- [Element data from apps and pages]:

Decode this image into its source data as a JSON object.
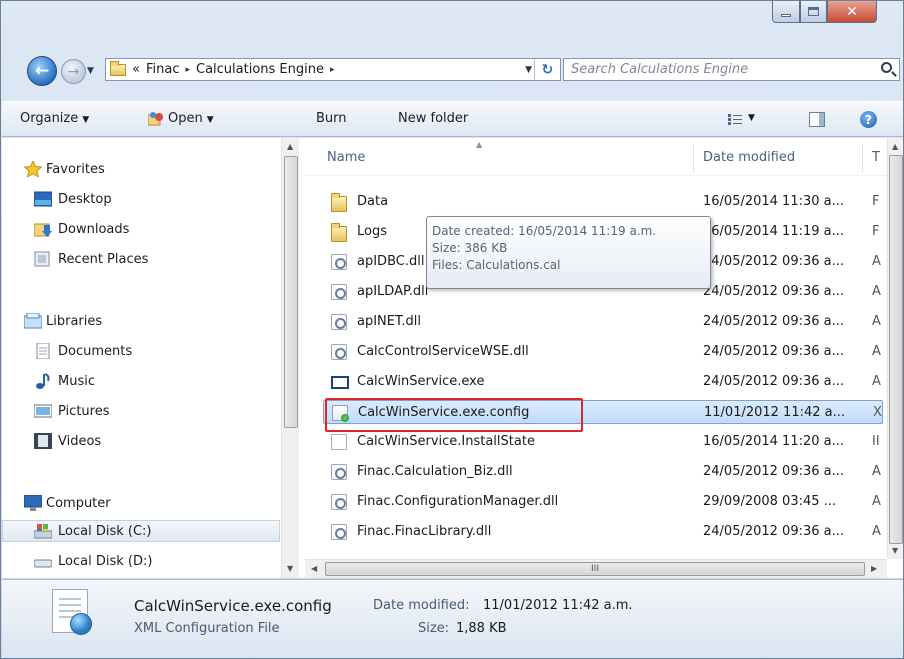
{
  "window": {
    "colors": {
      "accent": "#2a6fc0",
      "selection": "#c1dbfc",
      "highlight_border": "#e0262a",
      "close_button": "#c74c34"
    }
  },
  "address_bar": {
    "overflow_chevron": "«",
    "crumbs": [
      "Finac",
      "Calculations Engine"
    ],
    "separator": "▸"
  },
  "search": {
    "placeholder": "Search Calculations Engine"
  },
  "toolbar": {
    "organize": "Organize",
    "open": "Open",
    "burn": "Burn",
    "new_folder": "New folder"
  },
  "nav_pane": {
    "favorites": {
      "label": "Favorites",
      "icon": "star-icon"
    },
    "favorite_items": [
      {
        "label": "Desktop",
        "icon": "desktop-icon"
      },
      {
        "label": "Downloads",
        "icon": "downloads-icon"
      },
      {
        "label": "Recent Places",
        "icon": "recent-places-icon"
      }
    ],
    "libraries": {
      "label": "Libraries",
      "icon": "libraries-icon"
    },
    "library_items": [
      {
        "label": "Documents",
        "icon": "documents-icon"
      },
      {
        "label": "Music",
        "icon": "music-icon"
      },
      {
        "label": "Pictures",
        "icon": "pictures-icon"
      },
      {
        "label": "Videos",
        "icon": "videos-icon"
      }
    ],
    "computer": {
      "label": "Computer",
      "icon": "computer-icon"
    },
    "computer_items": [
      {
        "label": "Local Disk (C:)",
        "icon": "drive-c-icon",
        "selected": true
      },
      {
        "label": "Local Disk (D:)",
        "icon": "drive-icon",
        "selected": false
      }
    ]
  },
  "file_list": {
    "columns": {
      "name": "Name",
      "date_modified": "Date modified",
      "type": "T"
    },
    "rows": [
      {
        "name": "Data",
        "date": "16/05/2014 11:30 a...",
        "type": "F",
        "icon": "folder-icon"
      },
      {
        "name": "Logs",
        "date": "16/05/2014 11:19 a...",
        "type": "F",
        "icon": "folder-icon"
      },
      {
        "name": "apIDBC.dll",
        "date": "24/05/2012 09:36 a...",
        "type": "A",
        "icon": "dll-icon"
      },
      {
        "name": "apILDAP.dll",
        "date": "24/05/2012 09:36 a...",
        "type": "A",
        "icon": "dll-icon"
      },
      {
        "name": "apINET.dll",
        "date": "24/05/2012 09:36 a...",
        "type": "A",
        "icon": "dll-icon"
      },
      {
        "name": "CalcControlServiceWSE.dll",
        "date": "24/05/2012 09:36 a...",
        "type": "A",
        "icon": "dll-icon"
      },
      {
        "name": "CalcWinService.exe",
        "date": "24/05/2012 09:36 a...",
        "type": "A",
        "icon": "exe-icon"
      },
      {
        "name": "CalcWinService.exe.config",
        "date": "11/01/2012 11:42 a...",
        "type": "X",
        "icon": "config-icon",
        "selected": true
      },
      {
        "name": "CalcWinService.InstallState",
        "date": "16/05/2014 11:20 a...",
        "type": "II",
        "icon": "file-icon"
      },
      {
        "name": "Finac.Calculation_Biz.dll",
        "date": "24/05/2012 09:36 a...",
        "type": "A",
        "icon": "dll-icon"
      },
      {
        "name": "Finac.ConfigurationManager.dll",
        "date": "29/09/2008 03:45 ...",
        "type": "A",
        "icon": "dll-icon"
      },
      {
        "name": "Finac.FinacLibrary.dll",
        "date": "24/05/2012 09:36 a...",
        "type": "A",
        "icon": "dll-icon"
      }
    ]
  },
  "tooltip": {
    "date_created": "Date created: 16/05/2014 11:19 a.m.",
    "size": "Size: 386 KB",
    "files": "Files: Calculations.cal"
  },
  "details_pane": {
    "file_name": "CalcWinService.exe.config",
    "file_type": "XML Configuration File",
    "date_modified_label": "Date modified:",
    "date_modified_value": "11/01/2012 11:42 a.m.",
    "size_label": "Size:",
    "size_value": "1,88 KB"
  },
  "hscroll": {
    "grip": "III"
  }
}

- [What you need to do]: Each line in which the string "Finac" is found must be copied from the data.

- [Response to the task]:
      "Finac",
        "name": "Finac.Calculation_Biz.dll",
        "name": "Finac.ConfigurationManager.dll",
        "name": "Finac.FinacLibrary.dll",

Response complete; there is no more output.